Ransomware is on the rise. According to an Emsisoft report released earlier this year, in the US alone, ransomware demands could exceed $1.4 billion in 2020 with total recovery costs reaching as high as $9.3 billion after adding in associated system downtime.1 The manufacturing industry is not immune to attacks like these. Last year, the manufacturing sector transferred over $6.9M to threat actors, the highest of any industry, despite only accounting for 18% of all paid ransom cases.2
Over the last few years, several major manufacturers have been the victim of ransomware attacks resulting in hundreds of millions of dollars in associated damages and loss of production.
It’s critical that manufacturers take proactive steps now to protect their business from such attacks. With 24/7 operations in manufacturing, this problem is amplified. Every minute of system downtime significantly impacts the bottom line. With the massive amount of ransomware attacks being launched daily, it is possible your organization may be targeted by organized ransomware campaigns.

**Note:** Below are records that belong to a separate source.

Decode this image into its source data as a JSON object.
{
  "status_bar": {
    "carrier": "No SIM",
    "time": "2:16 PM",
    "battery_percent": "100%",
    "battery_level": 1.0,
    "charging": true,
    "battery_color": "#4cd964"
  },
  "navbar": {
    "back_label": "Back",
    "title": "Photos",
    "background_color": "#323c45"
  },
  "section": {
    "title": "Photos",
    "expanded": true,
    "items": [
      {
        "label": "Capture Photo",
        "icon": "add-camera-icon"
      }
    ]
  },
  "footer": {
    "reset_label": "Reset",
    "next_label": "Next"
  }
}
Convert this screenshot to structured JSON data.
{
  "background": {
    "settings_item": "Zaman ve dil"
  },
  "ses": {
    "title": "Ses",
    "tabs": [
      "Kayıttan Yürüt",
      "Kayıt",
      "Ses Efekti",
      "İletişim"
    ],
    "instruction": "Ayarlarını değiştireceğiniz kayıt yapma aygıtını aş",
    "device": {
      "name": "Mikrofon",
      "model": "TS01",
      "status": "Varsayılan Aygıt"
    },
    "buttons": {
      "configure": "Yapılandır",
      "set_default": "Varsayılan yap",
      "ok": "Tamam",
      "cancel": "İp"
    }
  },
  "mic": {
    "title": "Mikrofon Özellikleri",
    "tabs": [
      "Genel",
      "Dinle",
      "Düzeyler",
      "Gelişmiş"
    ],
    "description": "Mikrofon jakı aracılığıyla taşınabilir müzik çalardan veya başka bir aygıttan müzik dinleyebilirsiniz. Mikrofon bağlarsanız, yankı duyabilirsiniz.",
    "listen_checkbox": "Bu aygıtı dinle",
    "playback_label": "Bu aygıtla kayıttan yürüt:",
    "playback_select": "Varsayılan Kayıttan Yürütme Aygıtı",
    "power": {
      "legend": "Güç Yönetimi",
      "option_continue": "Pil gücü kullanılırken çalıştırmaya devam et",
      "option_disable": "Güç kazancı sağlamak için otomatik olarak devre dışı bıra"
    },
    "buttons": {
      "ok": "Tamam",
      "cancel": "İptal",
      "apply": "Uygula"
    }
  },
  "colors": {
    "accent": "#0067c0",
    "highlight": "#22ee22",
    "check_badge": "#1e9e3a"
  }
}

When a ransomware attack occurs, organizations typically respond in one of two ways:
- Pay the ransom to get their system back up, even though paying the ransom doesn’t guarantee the system will be restored. Many times, hackers use special encryption that is impossible to fix, even for the hacker. Paying the ransom will also make the victim an attractive target for future attacks.
- Refuse the ransom and attempt to restore system access on their own or with the help of an IT consulting firm. This approach could still result in the loss of massive amounts of data and requires costly rebuilds.
Almost all experts advise taking the latter option since it is the safer alternative.
While there is no way to guarantee an organization is completely protected from ransomware, there are ways to minimize the impact on their business if victimized. Migrating critical business systems into the cloud provides 3 key benefits that can minimize the disruption caused by ransomware attacks:
1. Maintain version currency
Running out of date software is a major security risk and ransomware has exploited weaknesses like these in the past. In 2017, the famous WannaCry ransomware attacks targeted out of date machines and users that had failed to deploy a protective patch which Microsoft had issued a few months prior. The result, roughly 250,000 affected machines and an estimated $4 billion in damages.3
Leveraging cloud technology enables organizations to automatically get updates to their systems directly from the developers. These updates not only ensure the system has the latest and greatest functionality, but also includes any new security patches to keep their system running efficiently and securely.
2. Automated data backup services
When recovering from a ransomware attack, it is unrealistic to expect a system will be restored to the exact way it was before. A more realistic objective is to minimize downtime and the impact on the business. When it comes to critical business systems, such as workforce management and human capital management solutions, which contain personal employee records and compensation history, the sense of urgency to restore these systems is high to protect the business and the employees.
One of the most effective ways of doing this is to “roll back” the system to a previous version when the data was not encrypted. In order to retain as much data as possible, consistent data backups are required. Most cloud services providers regularly backup customer environments and retain previous versions so systems can be rolled back quickly if needed to restore access and minimize data loss.
3. Gain enhanced security
Protecting a cyber environment is not only a massive, time consuming effort for IT staff, but it also requires a significant capital investment from the organization. An investment of this scale can be prohibitive to smaller companies or even large companies with numerous technology initiatives. Cloud services providers are able to distribute this investment over the thousands of customers whose data resides in their environment, making it much easier to justify spending millions of dollars on cyber security. Any data privacy concerns can tarnish their reputation and lead to compliance issues, so they must always have top of the line security standards in place. In addition, leading cloud providers conduct ongoing vulnerability testing to significantly reduce the risk of hacking and other security threats.
By migrating critical business systems to the cloud, manufacturers can reduce the risk of being the victim of a ransomware attack and can also respond quickly to security threats to minimize the impact on their business and their workforce.